Now however, after 340 days in intensive care, Shiloh was able to go home for the first time, with medical staff cheering him on as he left the hospital.

Medical developments have led to an increased understanding of life before birth

At 12 weeks gestation (the most common abortion time limit among countries in the EU), the NHS outlines that the unborn baby is fully formed. All the organs, muscles, limbs and bones are in place, and the sex organs are well developed. From then on, the baby just has to grow and mature.

At around 15 weeks gestation, the unborn baby will start to hear – they may hear muted sounds from the outside world, as well as the sound of their mother’s voice and heart. At 16 weeks gestation, the muscles of the unborn baby’s face can now move and the beginnings of facial expressions appear.

At 18 weeks gestation, the unborn baby may respond to loud noises from the outside world, such as music. At 22 weeks gestation, the unborn baby is beginning to get into a pattern of sleeping and waking. At 23 weeks gestation, the unborn baby’s lungs are practising breathing movements to prepare for life outside the womb.

It is legal to abort a baby at any of the above stages of development, right through to 24 weeks gestation, under the current conditions set out in section 1(1)(a) of the Abortion Act.

Spokesperson for Right To Life UK, Catherine Robinson, said “We are delighted to hear that baby Shiloh has been able to return home after such a long battle in hospital. It is a testament to the brilliance of the medical staff and scientific advances of recent decades that premature babies like Shiloh are able to survive to return home. These same scientific advances are now demonstrating clear evidence that babies in the womb are fully formed from a very young age and therefore our attitudes towards preborn babies need to change”.

Dear reader,

MPs will shortly vote on proposed changes to the law, brought forward by Labour MPs Stella Creasy and Diana Johnson, that would introduce the biggest change to our abortion laws since the Abortion Act was introduced in 1967.

These proposed changes to the law would make it more likely that healthy babies are aborted at home for any reason, including sex-selective purposes, up to birth.

Polling undertaken by ComRes, shows that only 1% of women support introducing abortion up to birth and that 91% of women agree that sex-selective abortion should be explicitly banned by the law.

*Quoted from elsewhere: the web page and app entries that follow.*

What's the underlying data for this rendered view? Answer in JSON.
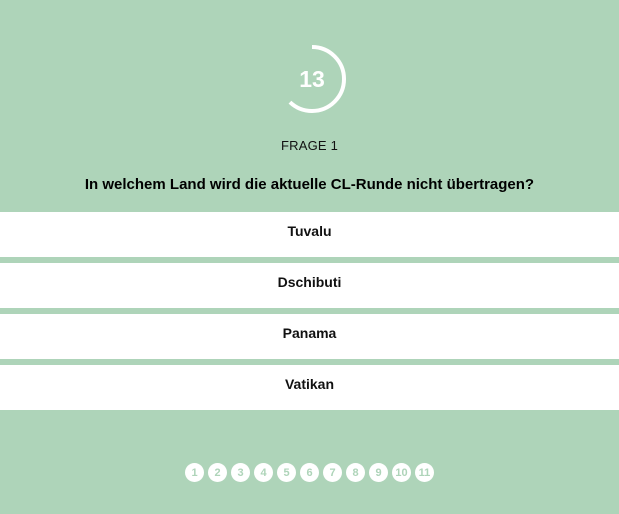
{
  "timer": {
    "seconds": "13",
    "progress_fraction": 0.62,
    "color": "#ffffff"
  },
  "question": {
    "label": "FRAGE 1",
    "text": "In welchem Land wird die aktuelle CL-Runde nicht übertragen?"
  },
  "answers": [
    {
      "label": "Tuvalu"
    },
    {
      "label": "Dschibuti"
    },
    {
      "label": "Panama"
    },
    {
      "label": "Vatikan"
    }
  ],
  "pager": {
    "pages": [
      "1",
      "2",
      "3",
      "4",
      "5",
      "6",
      "7",
      "8",
      "9",
      "10",
      "11"
    ]
  },
  "colors": {
    "background": "#aed4b9",
    "answer_background": "#ffffff"
  }
}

Please click the button below to contact your MP now and ask them to vote no to these extreme changes to our law. It only takes 30 seconds using our easy-to-use tool.